A rough but competent combined-arms shooter made remarkable by unparalleled scale
Given the scale and ambition of Planetside 2, it isn't terribly surprising that it looks rather inconsistent from a technical standpoint. Textures on terrain are often muddy, shadows are a bit jagged and character animations are quite stiff. The entire world feels quite static compared to something like Battlefield 3; there are no physics to speak of, when you kill someone they just sort of fall over stiffly, and this reduces the satisfaction of infantry firefights. Some of the technical inconsistency is made up for by superb lighting; if you don't look too close, Planetside 2 can be absolutely gorgeous as the sun sets on a sky filled with dog fighting aircraft and the northern lights appear on the frozen tundra of Esamir. The day-night cycle gives the environments a dynamic feeling, with night time battles looking particularly impressive.
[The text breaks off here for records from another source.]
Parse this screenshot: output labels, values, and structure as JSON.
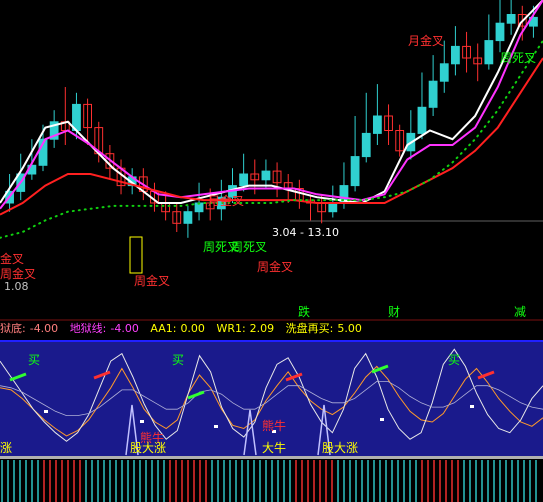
{
  "status_bar": {
    "items": [
      {
        "label": "狱底:",
        "value": "-4.00",
        "color": "#ff7f7f"
      },
      {
        "label": "地狱线:",
        "value": "-4.00",
        "color": "#ff40ff"
      },
      {
        "label": "AA1:",
        "value": "0.00",
        "color": "#ffff00"
      },
      {
        "label": "WR1:",
        "value": "2.09",
        "color": "#ffff00"
      },
      {
        "label": "洗盘再买:",
        "value": "5.00",
        "color": "#ffff00"
      }
    ]
  },
  "colors": {
    "up_candle": "#30d0d0",
    "down_candle": "#ff3030",
    "ma_white": "#ffffff",
    "ma_magenta": "#ff33ff",
    "ma_red": "#ff2020",
    "dotted_ma": "#10d010",
    "indicator_bg": "#1a1a8c",
    "bottom_red_bar": "#ff3030",
    "bottom_cyan_bar": "#30d0d0"
  },
  "chart_data": [
    {
      "type": "candlestick",
      "panel": "price",
      "title": "",
      "xlabel": "",
      "ylabel": "",
      "ylim": [
        0,
        100
      ],
      "grid": false,
      "candles": [
        {
          "o": 30,
          "c": 34,
          "h": 40,
          "l": 27
        },
        {
          "o": 34,
          "c": 40,
          "h": 47,
          "l": 31
        },
        {
          "o": 40,
          "c": 43,
          "h": 52,
          "l": 38
        },
        {
          "o": 43,
          "c": 52,
          "h": 57,
          "l": 41
        },
        {
          "o": 52,
          "c": 58,
          "h": 62,
          "l": 49
        },
        {
          "o": 58,
          "c": 55,
          "h": 70,
          "l": 50
        },
        {
          "o": 55,
          "c": 64,
          "h": 68,
          "l": 52
        },
        {
          "o": 64,
          "c": 56,
          "h": 66,
          "l": 50
        },
        {
          "o": 56,
          "c": 47,
          "h": 58,
          "l": 44
        },
        {
          "o": 47,
          "c": 42,
          "h": 50,
          "l": 38
        },
        {
          "o": 42,
          "c": 36,
          "h": 45,
          "l": 33
        },
        {
          "o": 36,
          "c": 39,
          "h": 42,
          "l": 33
        },
        {
          "o": 39,
          "c": 34,
          "h": 42,
          "l": 31
        },
        {
          "o": 34,
          "c": 30,
          "h": 37,
          "l": 27
        },
        {
          "o": 30,
          "c": 27,
          "h": 34,
          "l": 24
        },
        {
          "o": 27,
          "c": 23,
          "h": 30,
          "l": 20
        },
        {
          "o": 23,
          "c": 27,
          "h": 29,
          "l": 18
        },
        {
          "o": 27,
          "c": 30,
          "h": 37,
          "l": 24
        },
        {
          "o": 30,
          "c": 28,
          "h": 35,
          "l": 24
        },
        {
          "o": 28,
          "c": 32,
          "h": 38,
          "l": 24
        },
        {
          "o": 32,
          "c": 36,
          "h": 42,
          "l": 30
        },
        {
          "o": 36,
          "c": 40,
          "h": 47,
          "l": 34
        },
        {
          "o": 40,
          "c": 38,
          "h": 45,
          "l": 33
        },
        {
          "o": 38,
          "c": 41,
          "h": 45,
          "l": 35
        },
        {
          "o": 41,
          "c": 37,
          "h": 44,
          "l": 32
        },
        {
          "o": 37,
          "c": 35,
          "h": 40,
          "l": 30
        },
        {
          "o": 35,
          "c": 31,
          "h": 38,
          "l": 28
        },
        {
          "o": 31,
          "c": 30,
          "h": 33,
          "l": 24
        },
        {
          "o": 30,
          "c": 27,
          "h": 33,
          "l": 23
        },
        {
          "o": 27,
          "c": 30,
          "h": 36,
          "l": 25
        },
        {
          "o": 30,
          "c": 36,
          "h": 44,
          "l": 28
        },
        {
          "o": 36,
          "c": 46,
          "h": 60,
          "l": 34
        },
        {
          "o": 46,
          "c": 54,
          "h": 68,
          "l": 44
        },
        {
          "o": 54,
          "c": 60,
          "h": 71,
          "l": 50
        },
        {
          "o": 60,
          "c": 55,
          "h": 64,
          "l": 50
        },
        {
          "o": 55,
          "c": 48,
          "h": 57,
          "l": 46
        },
        {
          "o": 48,
          "c": 54,
          "h": 62,
          "l": 45
        },
        {
          "o": 54,
          "c": 63,
          "h": 75,
          "l": 52
        },
        {
          "o": 63,
          "c": 72,
          "h": 81,
          "l": 60
        },
        {
          "o": 72,
          "c": 78,
          "h": 86,
          "l": 68
        },
        {
          "o": 78,
          "c": 84,
          "h": 91,
          "l": 74
        },
        {
          "o": 84,
          "c": 80,
          "h": 89,
          "l": 75
        },
        {
          "o": 80,
          "c": 78,
          "h": 85,
          "l": 72
        },
        {
          "o": 78,
          "c": 86,
          "h": 95,
          "l": 76
        },
        {
          "o": 86,
          "c": 92,
          "h": 100,
          "l": 82
        },
        {
          "o": 92,
          "c": 95,
          "h": 100,
          "l": 88
        },
        {
          "o": 95,
          "c": 91,
          "h": 98,
          "l": 86
        },
        {
          "o": 91,
          "c": 94,
          "h": 98,
          "l": 87
        }
      ],
      "series": [
        {
          "values": [
            30,
            42,
            56,
            58,
            50,
            42,
            36,
            30,
            30,
            32,
            34,
            36,
            36,
            34,
            32,
            31,
            30,
            34,
            50,
            55,
            52,
            60,
            75,
            92,
            100
          ]
        },
        {
          "values": [
            28,
            38,
            52,
            55,
            50,
            44,
            38,
            33,
            32,
            33,
            34,
            35,
            35,
            35,
            33,
            32,
            31,
            33,
            45,
            50,
            50,
            56,
            70,
            88,
            100
          ]
        },
        {
          "values": [
            26,
            30,
            36,
            40,
            40,
            38,
            36,
            34,
            32,
            31,
            31,
            31,
            31,
            31,
            30,
            30,
            30,
            30,
            34,
            38,
            42,
            48,
            56,
            68,
            80
          ]
        },
        {
          "values": [
            18,
            20,
            24,
            27,
            28,
            29,
            29,
            29,
            29,
            30,
            30,
            30,
            30,
            31,
            31,
            31,
            31,
            32,
            34,
            38,
            44,
            52,
            62,
            74,
            86
          ]
        }
      ],
      "annotations": [
        {
          "text": "金叉",
          "color": "#ff3030"
        },
        {
          "text": "周金叉",
          "color": "#ff3030"
        },
        {
          "text": "1.08",
          "color": "#c0c0c0"
        },
        {
          "text": "月金叉",
          "color": "#ff3030"
        },
        {
          "text": "周金叉",
          "color": "#ff3030"
        },
        {
          "text": "周死叉",
          "color": "#10ff10"
        },
        {
          "text": "周金叉",
          "color": "#ff3030"
        },
        {
          "text": "周死叉",
          "color": "#10ff10"
        },
        {
          "text": "3.04 - 13.10",
          "color": "#ffffff"
        },
        {
          "text": "月金叉",
          "color": "#ff3030"
        },
        {
          "text": "周死叉",
          "color": "#10ff10"
        },
        {
          "text": "跌",
          "color": "#10ff10"
        },
        {
          "text": "财",
          "color": "#10ff10"
        },
        {
          "text": "减",
          "color": "#10ff10"
        }
      ]
    },
    {
      "type": "line",
      "panel": "indicator",
      "title": "",
      "ylim": [
        0,
        100
      ],
      "grid": false,
      "series": [
        {
          "values": [
            60,
            58,
            50,
            40,
            30,
            22,
            15,
            20,
            30,
            45,
            60,
            78,
            60,
            40,
            28,
            22,
            30,
            55,
            72,
            60,
            40,
            25,
            22,
            30,
            48,
            62,
            75,
            60,
            48,
            40,
            35,
            42,
            55,
            70,
            80,
            68,
            52,
            38,
            30,
            28,
            36,
            52,
            68,
            78,
            65,
            50,
            38,
            28,
            24,
            32
          ]
        },
        {
          "values": [
            85,
            70,
            55,
            40,
            28,
            18,
            10,
            18,
            35,
            60,
            85,
            92,
            70,
            45,
            25,
            12,
            20,
            55,
            90,
            75,
            42,
            22,
            14,
            28,
            60,
            82,
            88,
            70,
            45,
            28,
            18,
            40,
            78,
            92,
            70,
            40,
            22,
            12,
            18,
            46,
            82,
            96,
            80,
            55,
            35,
            22,
            18,
            30,
            50,
            62
          ]
        },
        {
          "values": [
            62,
            60,
            56,
            50,
            44,
            38,
            34,
            34,
            36,
            42,
            50,
            58,
            58,
            52,
            46,
            40,
            40,
            46,
            56,
            58,
            54,
            46,
            40,
            40,
            46,
            54,
            62,
            62,
            56,
            50,
            46,
            46,
            50,
            58,
            66,
            66,
            60,
            52,
            46,
            42,
            42,
            46,
            54,
            62,
            62,
            58,
            52,
            46,
            42,
            40
          ]
        }
      ],
      "annotations": [
        {
          "text": "买",
          "color": "#10ff10"
        },
        {
          "text": "买",
          "color": "#10ff10"
        },
        {
          "text": "买",
          "color": "#10ff10"
        },
        {
          "text": "涨",
          "color": "#ffff00"
        },
        {
          "text": "熊牛",
          "color": "#ff3030"
        },
        {
          "text": "股大涨",
          "color": "#ffff00"
        },
        {
          "text": "熊牛",
          "color": "#ff3030"
        },
        {
          "text": "大牛",
          "color": "#ffff00"
        },
        {
          "text": "股大涨",
          "color": "#ffff00"
        }
      ]
    }
  ]
}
The audio is equally inconsistent; guns sound decent, but explosions sound rather flat and sometimes make no sound at all. Each faction has its own music that swells at key moments of capturing a base, and while serviceable none of it is remarkable or memorable.
When one tank just won't get the job done
Another impact of the scope and scale of the game's combat is that the optimization is rather poor. Even with a powerful modern PC I saw frame rate drops into the 30's in the largest battles; those with weaker PC's are likely out of luck if they want to run Planetside 2 at all. On launch there were problems with network lag that caused players to warp around, and while these issues have been greatly reduced, there are still instances of player warping, making them impossible to hit and giving the battles where this occurs a messy feeling. The presence of friendly fire seems like an odd choice given the massive and chaotic nature of some battles, and the warping of players sometimes means you are shooting someone or running them over without realizing it. The developers have been vigilant with updates thus far, and optimization will likely improve in the future, but as it stands, the biggest roadblock that might keep you from playing this game is bad performance.
I've heard of uphill battles but this is ridiculous
It is difficult to do justice to Planetside 2's more extraordinary moments through writing; such is the importance of spectacle in making the game stand out. The feeling of being part of something far greater than yourself or even your squad gives the game a unique feel in a crowded genre, and the times when you are rolling with a huge group of tanks or defending an outpost against impossible odds are made significantly more compelling when placed in the context of a greater conflict. While Planetside 2's free to play nature invites quick judgement and likely sour first impressions, it can't really be judged quickly, so if it sounds interesting, have the patience to learn the basics before jumping in. The initially overwhelming number of mechanics and options will later give way to a rich and rewarding experience unlike any other.